But the company’s growth was not without its problems – and one of the most significant was the issue of quality. As Ross recalls, Hyundai entered the United States’ (US) market in 1986 with a single model, the Excel, which sold for $4 995 – a price that captivated bargain-minded Americans so entirely that Hyundai set a first-year record by selling 126 000 cars.
In its second year in business, Hyundai adopted the slogan “Cars that make sense” and set another record, selling 264 000 Excels.
But, in its haste to grow, Hyundai made two near-fatal errors. “It made fragile cars and it sold them to non-creditworthy customers. When the cars were repossessed, their quality was so poor that they were worth less than the outstanding loans,” Ross says.
This gave Hyundai the reputation as a cheap and nasty brand that offered a comprehensive warranty to make up for mechanical shortcomings.
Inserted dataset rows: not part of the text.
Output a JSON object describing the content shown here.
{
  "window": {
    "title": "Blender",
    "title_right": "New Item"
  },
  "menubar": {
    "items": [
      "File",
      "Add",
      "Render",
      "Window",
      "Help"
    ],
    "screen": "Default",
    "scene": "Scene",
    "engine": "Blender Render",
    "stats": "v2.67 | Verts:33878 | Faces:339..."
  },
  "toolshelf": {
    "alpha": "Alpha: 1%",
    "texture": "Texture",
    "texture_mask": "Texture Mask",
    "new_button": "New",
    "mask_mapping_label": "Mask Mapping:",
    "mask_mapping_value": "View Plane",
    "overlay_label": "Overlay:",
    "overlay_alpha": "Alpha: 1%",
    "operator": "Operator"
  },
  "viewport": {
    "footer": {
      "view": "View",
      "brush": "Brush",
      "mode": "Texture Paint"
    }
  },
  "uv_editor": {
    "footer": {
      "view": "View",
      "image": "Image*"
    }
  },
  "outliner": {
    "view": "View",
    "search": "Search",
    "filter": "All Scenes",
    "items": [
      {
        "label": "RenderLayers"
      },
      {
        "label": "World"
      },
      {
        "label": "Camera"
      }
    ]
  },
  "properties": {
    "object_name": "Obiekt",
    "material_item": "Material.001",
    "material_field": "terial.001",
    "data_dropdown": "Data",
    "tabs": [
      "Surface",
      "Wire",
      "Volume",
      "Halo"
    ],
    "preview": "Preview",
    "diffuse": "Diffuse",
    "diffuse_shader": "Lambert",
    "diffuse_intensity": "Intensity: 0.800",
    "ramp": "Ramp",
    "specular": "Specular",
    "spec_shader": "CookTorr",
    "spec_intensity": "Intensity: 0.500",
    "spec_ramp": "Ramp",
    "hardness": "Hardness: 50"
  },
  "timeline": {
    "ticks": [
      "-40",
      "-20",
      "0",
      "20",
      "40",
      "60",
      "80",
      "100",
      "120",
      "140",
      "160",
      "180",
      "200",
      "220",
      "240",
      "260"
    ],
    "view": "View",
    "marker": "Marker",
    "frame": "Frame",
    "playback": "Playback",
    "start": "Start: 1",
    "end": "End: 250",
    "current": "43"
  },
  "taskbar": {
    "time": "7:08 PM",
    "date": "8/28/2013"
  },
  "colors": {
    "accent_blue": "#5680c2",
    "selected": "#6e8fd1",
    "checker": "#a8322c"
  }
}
Fast forward to 2013 and everything has changed. How? “Hyundai’s success reflects a shift in attitude that occurred over a decade ago. In the 1990s, the company was more interested in how many units it could sell than in the quality of the vehicles. That changed in 2000, when founder Chung Ju-Yung passed corporate leadership to his son, Chung Mong-Koo. According to company teachings, the younger Chung decreed that Hyundai would henceforth concentrate on quality, and not only volume. With the chairman behind the push, and with its characteristic intensity, Hyundai went after quality improvements with a vengeance,” reveals Ross.
Hyundai benchmarked Toyota, the industry’s quality leader at that time, to understand its processes. “It made quality a cross-functional responsibility, with involvement from procurement, manufacturing, finance, sales and marketing,” reveals Ross.
The Korean giant furthermore enlisted outside suppliers and put them together with designers and engineers to solve problems before they even occurred. “Quality oversight meetings, which had been poorly attended, became must-go events after chairman Chung began to personally attend the twice-monthly gatherings,” notes Ross.
Chung attributes his company’s success to the investment it has made to improve its products. He believes that Hyundai’s quality, as well as its technology, “are head to head with Toyota at this moment”. He told Fortune magazine recently: “We are monitoring what is going on with Toyota all the time.”
Ross believes that Hyundai’s quality successes are a testament to the power of focused management and aggressive goals. “In 2001 Hyundai ranked 32nd out of 37 brands in JD Power’s study of new vehicle quality after 90 days of ownership – which was close to the bottom. Chung asked JD Power what the company should do to improve and he was told to listen to his customers. That’s what the company did – with startling results.
By 2004, it rated seventh, by 2006 it occupied third spot and in 2009 it was fourth. This resulted in Hyundai displacing Toyota and now being ranked as the highest mass market brand in the world,” Ross says. And last year the Hyundai Genesis received the lowest number of problems per 100 vehicles among midsize premium cars in the proprietary JD Power Vehicle Dependability Study.
Now, as Ross points out, Hyundai is targeting Volkswagen as well – not just Toyota. “Years ago Toyota used to say that Hyundai was the company it feared most. Today those fears have grown into a nightmare,” he notes. For good reason: today Hyundai controls five percent of the US market, it is massively successful in the Chinese market, and Hyundai and Kia are also attacking the European market, beating many established European brands at their own game (and in their own backyard nogal). The company sold 4,06 million vehicles globally in 2011.
Hyundai is also the world’s fastest growing automotive brand. And it’s largely thanks to quality.